== DATA UNDER STUDY
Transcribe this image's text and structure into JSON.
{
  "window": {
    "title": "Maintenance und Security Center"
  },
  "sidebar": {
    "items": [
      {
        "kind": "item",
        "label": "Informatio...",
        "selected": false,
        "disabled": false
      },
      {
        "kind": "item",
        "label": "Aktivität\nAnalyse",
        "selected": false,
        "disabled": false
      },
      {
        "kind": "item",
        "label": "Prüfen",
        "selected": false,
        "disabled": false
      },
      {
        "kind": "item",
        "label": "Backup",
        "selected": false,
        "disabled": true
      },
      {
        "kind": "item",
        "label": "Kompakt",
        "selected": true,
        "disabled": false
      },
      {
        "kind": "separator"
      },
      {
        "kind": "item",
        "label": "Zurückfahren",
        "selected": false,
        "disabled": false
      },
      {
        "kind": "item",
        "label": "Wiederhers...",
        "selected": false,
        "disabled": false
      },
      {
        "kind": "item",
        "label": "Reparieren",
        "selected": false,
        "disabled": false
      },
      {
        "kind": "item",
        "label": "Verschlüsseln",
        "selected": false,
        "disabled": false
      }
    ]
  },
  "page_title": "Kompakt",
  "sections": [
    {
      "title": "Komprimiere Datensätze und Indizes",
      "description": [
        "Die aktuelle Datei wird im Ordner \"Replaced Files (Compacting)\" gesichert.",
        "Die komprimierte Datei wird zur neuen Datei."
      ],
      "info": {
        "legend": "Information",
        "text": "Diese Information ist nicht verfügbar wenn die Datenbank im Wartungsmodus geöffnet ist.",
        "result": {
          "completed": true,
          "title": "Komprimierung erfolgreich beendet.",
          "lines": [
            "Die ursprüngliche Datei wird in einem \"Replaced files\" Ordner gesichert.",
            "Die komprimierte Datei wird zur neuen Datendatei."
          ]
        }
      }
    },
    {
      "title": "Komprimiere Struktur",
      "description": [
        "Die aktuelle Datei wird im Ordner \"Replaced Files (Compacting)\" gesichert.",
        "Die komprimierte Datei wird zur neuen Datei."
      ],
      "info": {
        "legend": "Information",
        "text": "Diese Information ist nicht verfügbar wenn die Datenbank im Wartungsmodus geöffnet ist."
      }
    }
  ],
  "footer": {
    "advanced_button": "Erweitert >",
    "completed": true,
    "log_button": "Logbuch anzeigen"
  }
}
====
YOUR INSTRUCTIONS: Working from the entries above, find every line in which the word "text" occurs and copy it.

SOLUTION TO THIS TASK:
Transcribe this image's text and structure into JSON.
        "text": "Diese Information ist nicht verfügbar wenn die Datenbank im Wartungsmodus geöffnet ist.",
        "text": "Diese Information ist nicht verfügbar wenn die Datenbank im Wartungsmodus geöffnet ist."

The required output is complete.